**Task directions**
If an entry holds a picture, drop the picture but restate the entry word for word.

Entries from a dataset of interfaces:

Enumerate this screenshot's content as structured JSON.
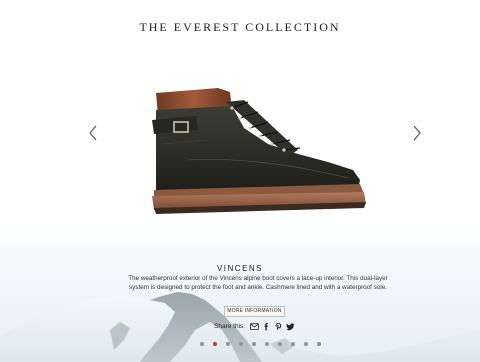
{
  "header": {
    "title": "THE EVEREST COLLECTION"
  },
  "carousel": {
    "prev_icon": "chevron-left-icon",
    "next_icon": "chevron-right-icon",
    "slide_count": 10,
    "active_index": 1
  },
  "product": {
    "name": "VINCENS",
    "description": "The weatherproof exterior of the Vincens alpine boot covers a lace-up interior. This dual-layer system is designed to protect the foot and ankle. Cashmere lined and with a waterproof sole.",
    "more_label": "MORE INFORMATION"
  },
  "share": {
    "label": "Share this:",
    "icons": [
      "email-icon",
      "facebook-icon",
      "pinterest-icon",
      "twitter-icon"
    ]
  },
  "colors": {
    "active_dot": "#d53024",
    "inactive_dot": "#8f9497",
    "leather": "#2a2b24",
    "collar": "#8a4a2a",
    "sole": "#a0664a"
  }
}
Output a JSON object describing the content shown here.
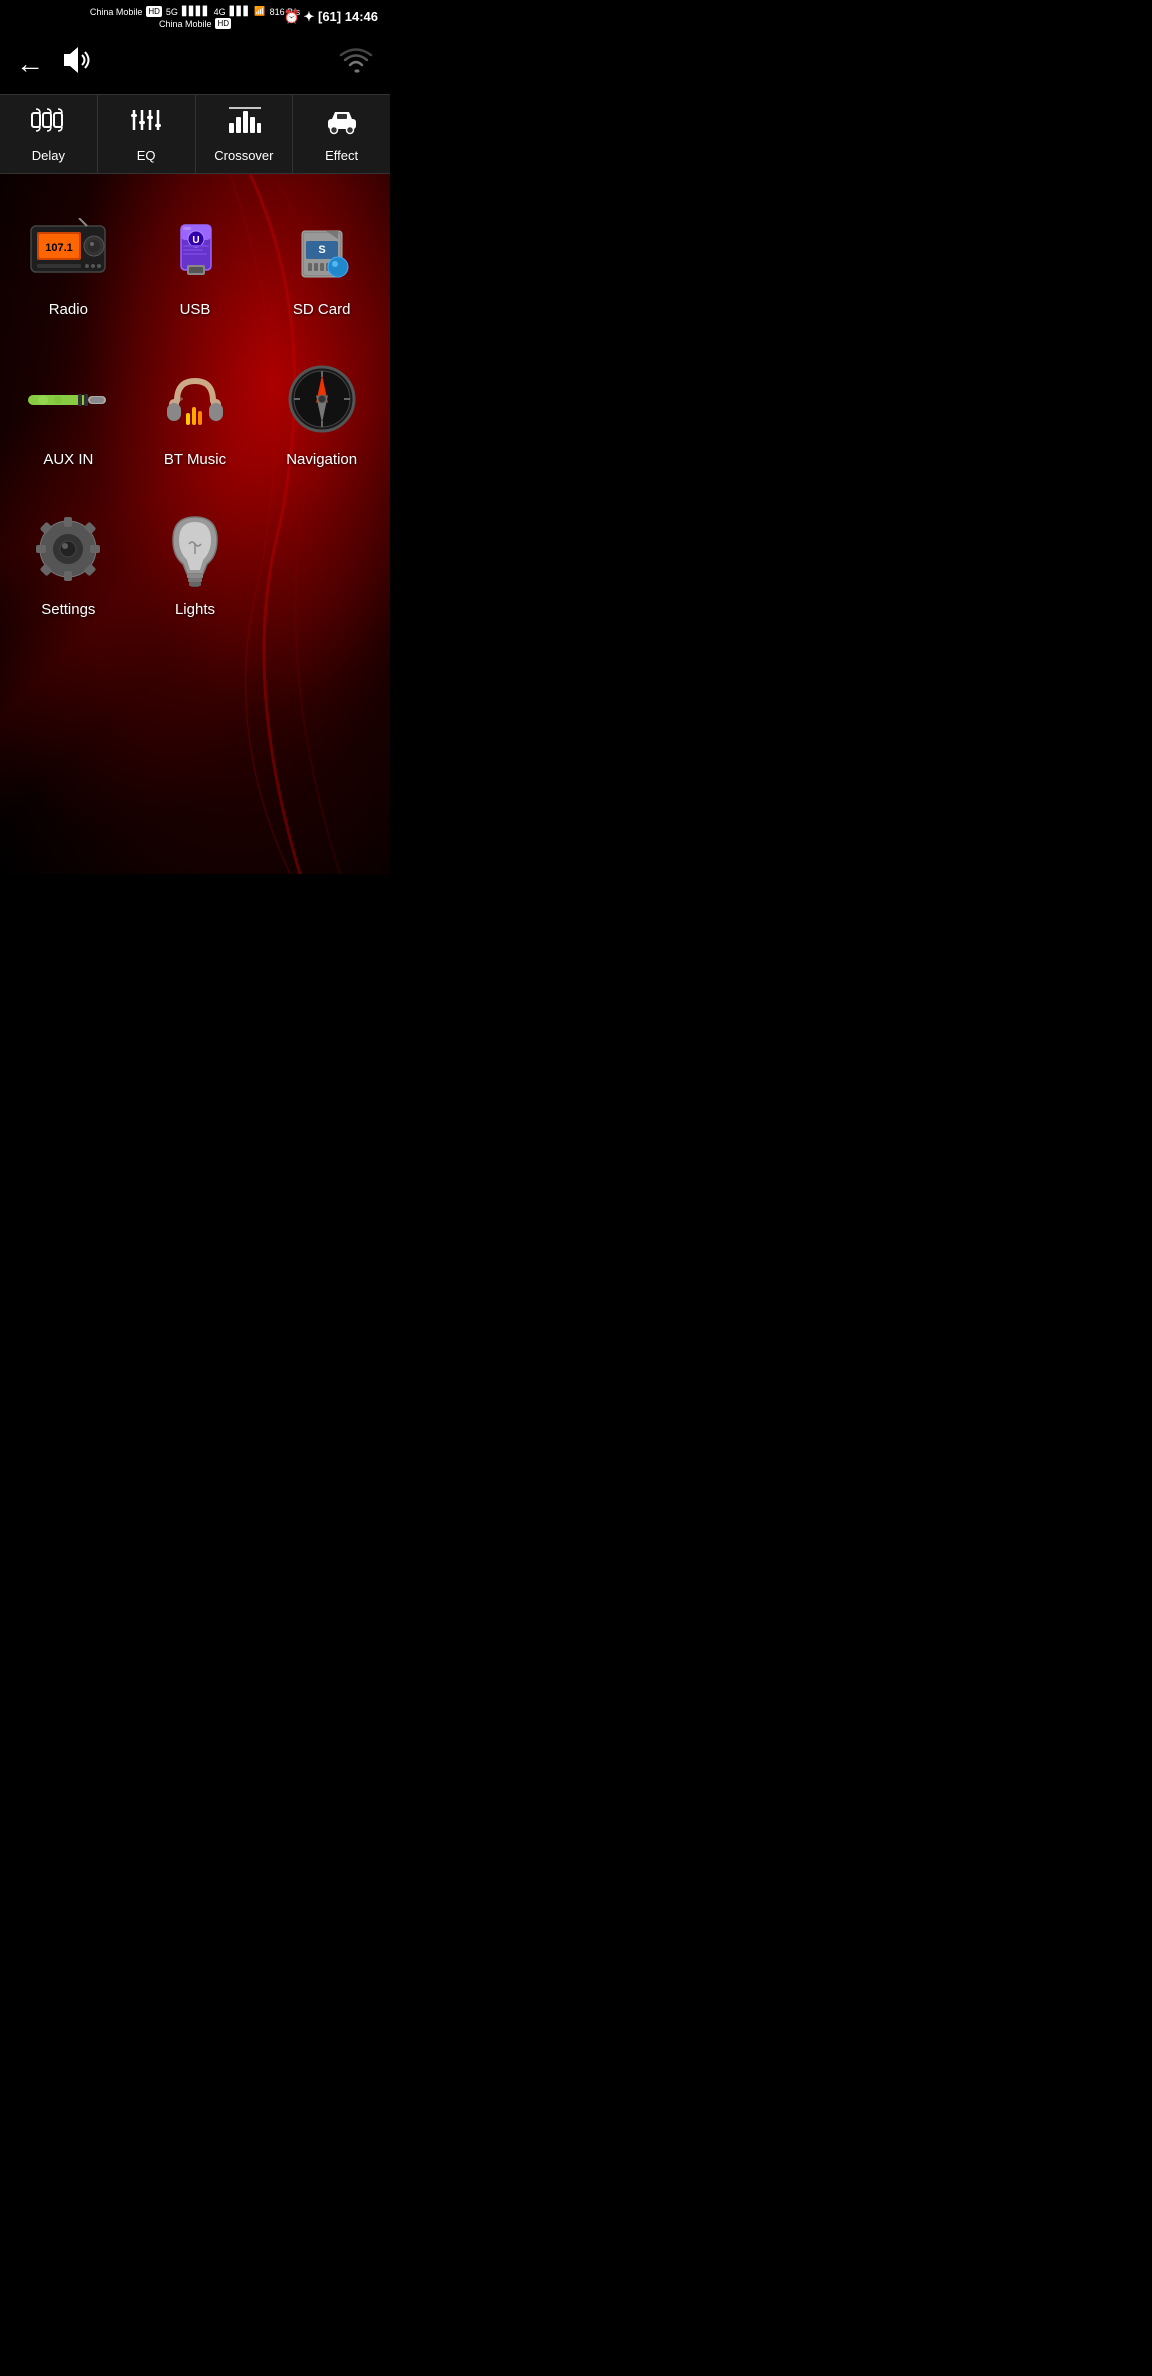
{
  "statusBar": {
    "carrier1": "China Mobile",
    "carrier1_badge": "HD",
    "carrier2": "China Mobile",
    "carrier2_badge": "HD",
    "signal_5g": "5G",
    "signal_4g": "4G",
    "data_speed": "816 B/s",
    "time": "14:46",
    "battery": "61"
  },
  "header": {
    "back_label": "←",
    "volume_label": "🔊",
    "wifi_label": "wifi"
  },
  "tabs": [
    {
      "id": "delay",
      "label": "Delay",
      "icon": "delay-icon"
    },
    {
      "id": "eq",
      "label": "EQ",
      "icon": "eq-icon"
    },
    {
      "id": "crossover",
      "label": "Crossover",
      "icon": "crossover-icon"
    },
    {
      "id": "effect",
      "label": "Effect",
      "icon": "effect-icon"
    }
  ],
  "apps": [
    {
      "id": "radio",
      "label": "Radio",
      "icon": "radio-icon"
    },
    {
      "id": "usb",
      "label": "USB",
      "icon": "usb-icon"
    },
    {
      "id": "sdcard",
      "label": "SD Card",
      "icon": "sdcard-icon"
    },
    {
      "id": "auxin",
      "label": "AUX IN",
      "icon": "auxin-icon"
    },
    {
      "id": "btmusic",
      "label": "BT Music",
      "icon": "btmusic-icon"
    },
    {
      "id": "navigation",
      "label": "Navigation",
      "icon": "navigation-icon"
    },
    {
      "id": "settings",
      "label": "Settings",
      "icon": "settings-icon"
    },
    {
      "id": "lights",
      "label": "Lights",
      "icon": "lights-icon"
    }
  ]
}
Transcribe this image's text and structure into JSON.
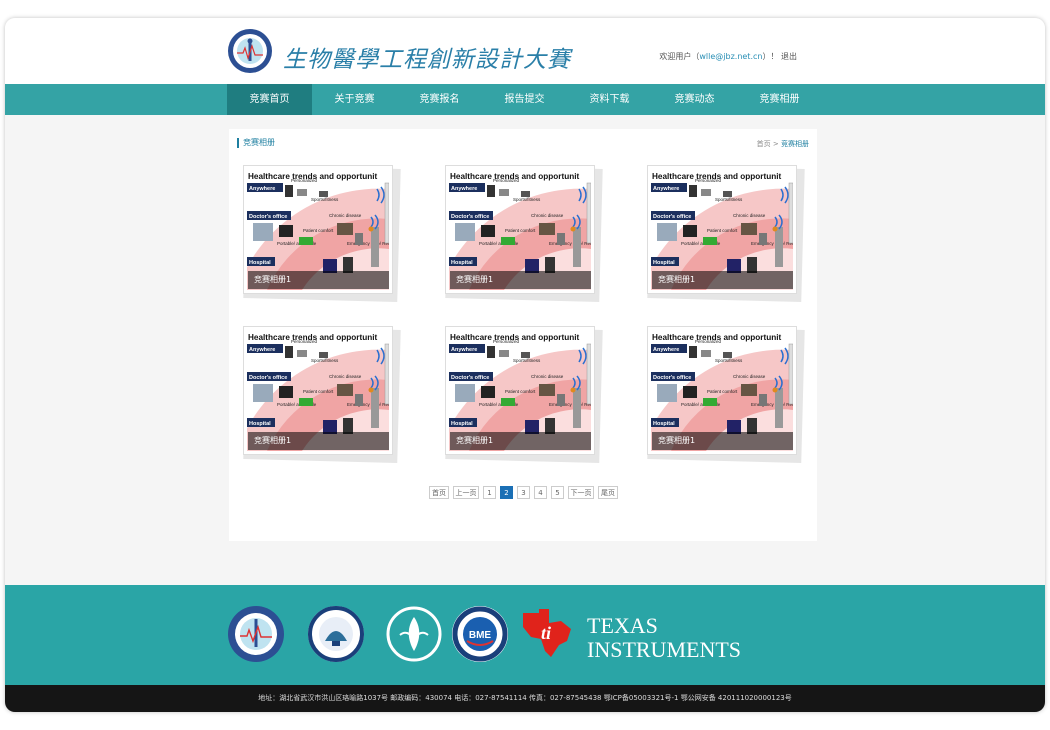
{
  "header": {
    "site_title": "生物醫學工程創新設計大賽",
    "welcome_prefix": "欢迎用户（",
    "user_email": "wlle@jbz.net.cn",
    "welcome_suffix": "）！",
    "logout": "退出"
  },
  "nav": {
    "items": [
      {
        "label": "竞赛首页"
      },
      {
        "label": "关于竞赛"
      },
      {
        "label": "竞赛报名"
      },
      {
        "label": "报告提交"
      },
      {
        "label": "资料下载"
      },
      {
        "label": "竞赛动态"
      },
      {
        "label": "竞赛相册"
      }
    ],
    "active_index": 0
  },
  "content": {
    "section_title": "竞赛相册",
    "breadcrumb": {
      "home": "首页",
      "sep": ">",
      "current": "竞赛相册"
    }
  },
  "gallery": {
    "image_heading": "Healthcare trends and opportunit",
    "image_labels": {
      "anywhere": "Anywhere",
      "doctors_office": "Doctor's office",
      "hospital": "Hospital",
      "personalized": "Personalized",
      "sports": "Sports/fitness",
      "chronic": "Chronic disease",
      "comfort": "Patient comfort",
      "portable": "Portable/ affordable",
      "emergency": "Emergency care/ Remote"
    },
    "items": [
      {
        "caption": "竞赛相册1"
      },
      {
        "caption": "竞赛相册1"
      },
      {
        "caption": "竞赛相册1"
      },
      {
        "caption": "竞赛相册1"
      },
      {
        "caption": "竞赛相册1"
      },
      {
        "caption": "竞赛相册1"
      }
    ]
  },
  "pagination": {
    "first": "首页",
    "prev": "上一页",
    "pages": [
      "1",
      "2",
      "3",
      "4",
      "5"
    ],
    "current": "2",
    "next": "下一页",
    "last": "尾页"
  },
  "footer": {
    "ti_line1": "TEXAS",
    "ti_line2": "INSTRUMENTS",
    "info": "地址：湖北省武汉市洪山区珞喻路1037号  邮政编码：430074   电话：027-87541114   传真：027-87545438   鄂ICP备05003321号-1    鄂公网安备 420111020000123号"
  },
  "colors": {
    "teal": "#34a3a5",
    "teal_dark": "#1f7d80",
    "footer_teal": "#2aa5a6",
    "page_blue": "#1a6fb5"
  },
  "icons": {
    "site_logo": "circular-seal-icon",
    "ti_logo": "texas-instruments-logo"
  }
}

**Solution to the problem**
Enumerate this screenshot's content as structured JSON.
{
  "header": {
    "title": "THE EVEREST COLLECTION"
  },
  "carousel": {
    "prev_icon": "chevron-left-icon",
    "next_icon": "chevron-right-icon",
    "slide_count": 10,
    "active_index": 1
  },
  "product": {
    "name": "VINCENS",
    "description": "The weatherproof exterior of the Vincens alpine boot covers a lace-up interior. This dual-layer system is designed to protect the foot and ankle. Cashmere lined and with a waterproof sole.",
    "more_label": "MORE INFORMATION"
  },
  "share": {
    "label": "Share this:",
    "icons": [
      "email-icon",
      "facebook-icon",
      "pinterest-icon",
      "twitter-icon"
    ]
  },
  "colors": {
    "active_dot": "#d53024",
    "inactive_dot": "#8f9497",
    "leather": "#2a2b24",
    "collar": "#8a4a2a",
    "sole": "#a0664a"
  }
}
Output a JSON object describing the content shown here.
{
  "statusBar": {
    "carrier1": "China Mobile",
    "carrier1_badge": "HD",
    "carrier2": "China Mobile",
    "carrier2_badge": "HD",
    "signal_5g": "5G",
    "signal_4g": "4G",
    "data_speed": "816 B/s",
    "time": "14:46",
    "battery": "61"
  },
  "header": {
    "back_label": "←",
    "volume_label": "🔊",
    "wifi_label": "wifi"
  },
  "tabs": [
    {
      "id": "delay",
      "label": "Delay",
      "icon": "delay-icon"
    },
    {
      "id": "eq",
      "label": "EQ",
      "icon": "eq-icon"
    },
    {
      "id": "crossover",
      "label": "Crossover",
      "icon": "crossover-icon"
    },
    {
      "id": "effect",
      "label": "Effect",
      "icon": "effect-icon"
    }
  ],
  "apps": [
    {
      "id": "radio",
      "label": "Radio",
      "icon": "radio-icon"
    },
    {
      "id": "usb",
      "label": "USB",
      "icon": "usb-icon"
    },
    {
      "id": "sdcard",
      "label": "SD Card",
      "icon": "sdcard-icon"
    },
    {
      "id": "auxin",
      "label": "AUX IN",
      "icon": "auxin-icon"
    },
    {
      "id": "btmusic",
      "label": "BT Music",
      "icon": "btmusic-icon"
    },
    {
      "id": "navigation",
      "label": "Navigation",
      "icon": "navigation-icon"
    },
    {
      "id": "settings",
      "label": "Settings",
      "icon": "settings-icon"
    },
    {
      "id": "lights",
      "label": "Lights",
      "icon": "lights-icon"
    }
  ]
}
Transcribe this image's text and structure into JSON.
{
  "header": {
    "site_title": "生物醫學工程創新設計大賽",
    "welcome_prefix": "欢迎用户（",
    "user_email": "wlle@jbz.net.cn",
    "welcome_suffix": "）！",
    "logout": "退出"
  },
  "nav": {
    "items": [
      {
        "label": "竞赛首页"
      },
      {
        "label": "关于竞赛"
      },
      {
        "label": "竞赛报名"
      },
      {
        "label": "报告提交"
      },
      {
        "label": "资料下载"
      },
      {
        "label": "竞赛动态"
      },
      {
        "label": "竞赛相册"
      }
    ],
    "active_index": 0
  },
  "content": {
    "section_title": "竞赛相册",
    "breadcrumb": {
      "home": "首页",
      "sep": ">",
      "current": "竞赛相册"
    }
  },
  "gallery": {
    "image_heading": "Healthcare trends and opportunit",
    "image_labels": {
      "anywhere": "Anywhere",
      "doctors_office": "Doctor's office",
      "hospital": "Hospital",
      "personalized": "Personalized",
      "sports": "Sports/fitness",
      "chronic": "Chronic disease",
      "comfort": "Patient comfort",
      "portable": "Portable/ affordable",
      "emergency": "Emergency care/ Remote"
    },
    "items": [
      {
        "caption": "竞赛相册1"
      },
      {
        "caption": "竞赛相册1"
      },
      {
        "caption": "竞赛相册1"
      },
      {
        "caption": "竞赛相册1"
      },
      {
        "caption": "竞赛相册1"
      },
      {
        "caption": "竞赛相册1"
      }
    ]
  },
  "pagination": {
    "first": "首页",
    "prev": "上一页",
    "pages": [
      "1",
      "2",
      "3",
      "4",
      "5"
    ],
    "current": "2",
    "next": "下一页",
    "last": "尾页"
  },
  "footer": {
    "ti_line1": "TEXAS",
    "ti_line2": "INSTRUMENTS",
    "info": "地址：湖北省武汉市洪山区珞喻路1037号  邮政编码：430074   电话：027-87541114   传真：027-87545438   鄂ICP备05003321号-1    鄂公网安备 420111020000123号"
  },
  "colors": {
    "teal": "#34a3a5",
    "teal_dark": "#1f7d80",
    "footer_teal": "#2aa5a6",
    "page_blue": "#1a6fb5"
  },
  "icons": {
    "site_logo": "circular-seal-icon",
    "ti_logo": "texas-instruments-logo"
  }
}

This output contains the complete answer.